Hunt's Pier Amusement Park operated between 1957-1985. It was well-known for its "dark rides," which guided patrons through a variety of specially lit scenes. You may also remember the famous Flyer, a wooden roller coaster. It was re-imagined as the New Hunt's Pier in 1989, but this venture was short lived, closing its doors in 1992.
8. Brendan Byrne Arena, East Rutherford
Now known as the Izod Center, the building will likely be demolished after 2017. Originally the Brendan Byrne Arena, the venue first opened in 1981 to a packed house and performances by Bruce Springsteen. The home of the Nets before they moved to Brooklyn, the space was also previously known as Continental Airlines Arena (1996-2007). 2007 was also the year that the New Jersey Devils left the arena, moving to the Prudential Center in Newark.
9. 500 Club, Atlantic City
The 500 Club first opened in 1918 and served as a supper club while being a front for an illegal gambling operation. It was at its peak from the 1940s to 1960s, when it was operated by Paul D'Amato. The club was frequented by mobsters and celebrities alike, often hosting Rat Pack members Sammy Davis Jr., Frank Sinatra, Dean Martin and Jerry Lewis. The club burned to the ground in 1973.

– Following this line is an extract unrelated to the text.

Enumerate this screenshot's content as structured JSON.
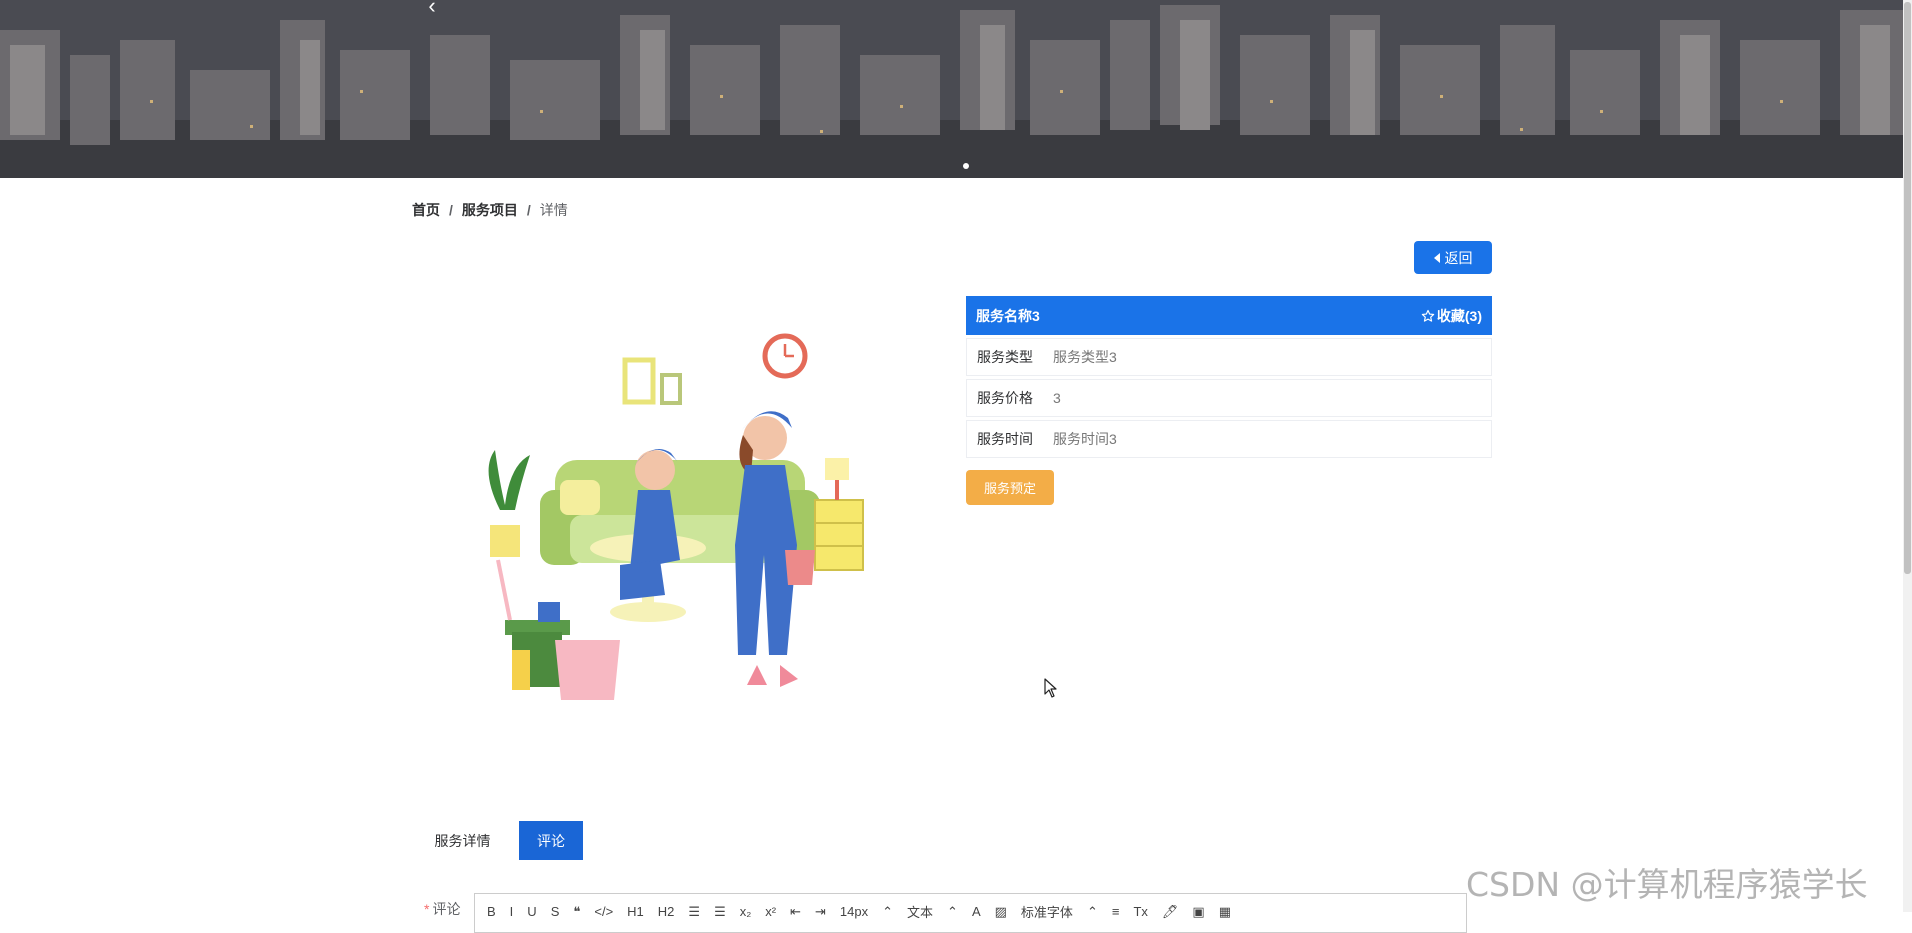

10. Bertrand Island Amusement Park, Mount Arlington
Bertrand Island Amusement Park was actually located on a peninsula, jutting out into Lake Hopatcong. Originally only a beach, amusements were added in the 1910s. It thrived for over 70 years, closing in 1983. Artifacts from the park can be found at the Lake Hopatcong Historical Museum. Do you remember the Wildcat coaster?
11. Eatontown Roller Rink, Eatontown
Popular in the 1970s and '80s, the last remaining roller rink in Monmouth County closed its doors in 2005. It was left abandoned and has since collapsed. Roller rinks once dominated the landscape of New Jersey, but now few remain.
12. Palisades Amusement Park, Cliffside Park/Fort Lee
This iconic 30-acre amusement park was located in the Palisades Cliffs on the Hudson River. A favorite family destination from 1898 to 1971, it was the most popular amusement park in the United States for decades. Favorite attractions included the massive pool and Cyclone roller coaster. The magical park was so well-known that a song was even written about it.
To bring back even more memories, enjoy the following short videos:
Bertrand Island Amusement Park, uploaded by YouTube user njkenny.
Footage from the 500 Club, uploaded by YouTube user The AC butch Show.
Korvettes Department Store Commercial from the 1970s, uploaded by YouTube user eyeh8cbs.
Two Guys vintage advertisement, uploaded by YouTube user stevations.
For an even bigger blast from the past, check out this article focused on
Palisades Amusement Park with some great facts, photos and videos, and this gem of a video featuring even more New Jersey favorites: This Nostalgic New Jersey Video Will Bring Back Fond Memories.
Share your memories of these locations and other classic New Jersey venues with me.